Use your annotated text to answer the following questions: 1. How many types of organisms are there on Earth? a. Five b. over two million c. two hundred thousand d. approximately four thousand 2. Robert Hooke discovered cells in the 18th century. a. true b. false 3. Which of the following is not considered a living thing? a. soil b. oak trees c. sharks d. pandas 4. Which of the following about the cell theory is correct? a. the cell theory asserts that all cells come from existing cells. b. the cell theory states that all cells contain a nucleus. c. the cell theory was established in 1665 by Robert Hooke. d. the cell theory says that a cell membrane separates one cell from another. 5. Which of the following about a nucleus is true? a. a nucleus is the cell’s DNA/ b. a nucleus is a membrane-­‐covered organelle inside a prokaryotic cell when its DNA resides. c.
a nucleus is a membrane-­‐covered organelle inside a eukaryotic cell where its DNA resides. d. a nucleus is also know as a cell membrane.

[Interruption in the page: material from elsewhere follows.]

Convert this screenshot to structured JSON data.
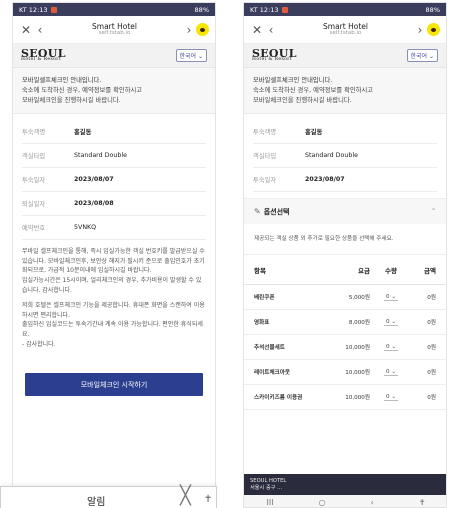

All organelles have membranes around them. a. true b. false Which of the following organisms are prokaryotes? a. portabella mushroom b. rose c. butterfly d. e. coli What does the word ‘cell’ mean in Latin? a. a membrane b. a honeycomb c. a little room d. a nucleus Which of the following best describes a eukaryotic cell? a. it can be found in our bodies b. it does not have a nucleus c. it does not have a membrane-­‐covered organelle d. it does not have DNA Cells are the basics units of life. a. true b. false